CHIPPEWA FALLS, Wisc. -- Animal rescue advocates are warning people to think twice about gifting a real-life bunny for Easter.
Retailers usually sell rabbits at low prices during the spring, according to the National Humane Education Society.
But there are real consequences that come with buying them.
The organizations said families can expect their new fluffy pet to come with a 10-year commitment and a cost of thousands of dollars in supplies in veterinary care.
On top of all the hours of cleaning and safe keeping, it can leave families overwhelmed and eventually lead them to surrendering the animals to local shelters.
The director of the Hoppy House Rabbit Rescue in Chippewa Falls, Wisconsin said they usually get about 30 calls for new surrenders in the months following Easter.
"Don't buy any live animals for Easter, rabbits and chicks, don't do it. They're not gifts, they're pets, they're part of the family," said Nicole Estenson.
Rabbits get bored, angry, and destructive when neglected or locked in a cage, the rescue group said in a recent Facebook post.
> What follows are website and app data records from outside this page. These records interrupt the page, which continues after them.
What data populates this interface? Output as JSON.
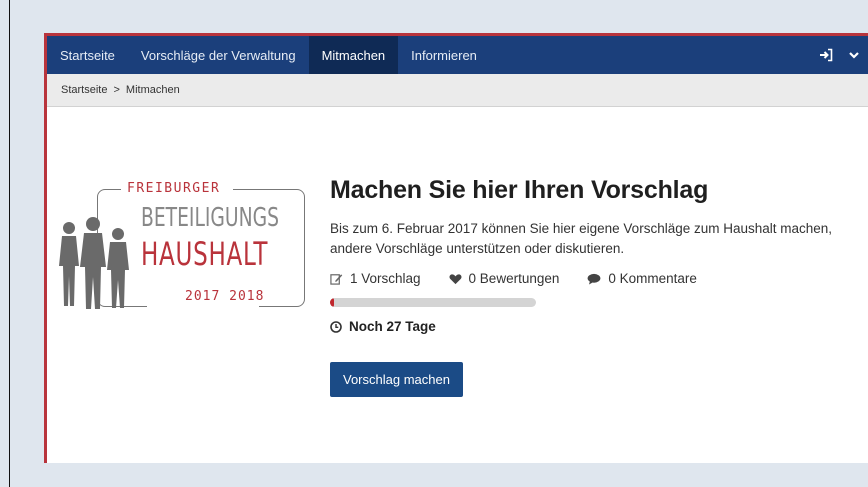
{
  "nav": {
    "items": [
      {
        "label": "Startseite",
        "active": false
      },
      {
        "label": "Vorschläge der Verwaltung",
        "active": false
      },
      {
        "label": "Mitmachen",
        "active": true
      },
      {
        "label": "Informieren",
        "active": false
      }
    ],
    "login_icon": "sign-in-icon",
    "menu_icon": "chevron-down-icon"
  },
  "breadcrumb": {
    "home": "Startseite",
    "separator": ">",
    "current": "Mitmachen"
  },
  "logo": {
    "line1": "FREIBURGER",
    "line2": "BETEILIGUNGS",
    "line3": "HAUSHALT",
    "line4": "2017 2018"
  },
  "content": {
    "headline": "Machen Sie hier Ihren Vorschlag",
    "description": "Bis zum 6. Februar 2017 können Sie hier eigene Vorschläge zum Haushalt machen, andere Vorschläge unterstützen oder diskutieren.",
    "stats": {
      "proposals": "1 Vorschlag",
      "ratings": "0 Bewertungen",
      "comments": "0 Kommentare"
    },
    "progress_percent": 2,
    "days_left": "Noch 27 Tage",
    "cta_label": "Vorschlag machen"
  },
  "colors": {
    "navbar": "#1b3f7b",
    "frame_border": "#b8343c",
    "logo_red": "#b9333b",
    "button": "#1b4b86",
    "progress_fill": "#c0272d"
  }
}
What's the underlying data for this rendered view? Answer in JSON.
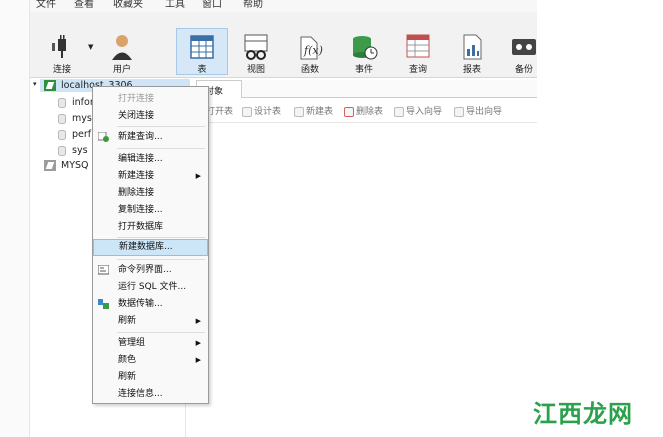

Instead of gifting living rabbits and chicks, the group suggests sticking to the edible versions of them, like chocolate rabbits, eggs and PEEPS.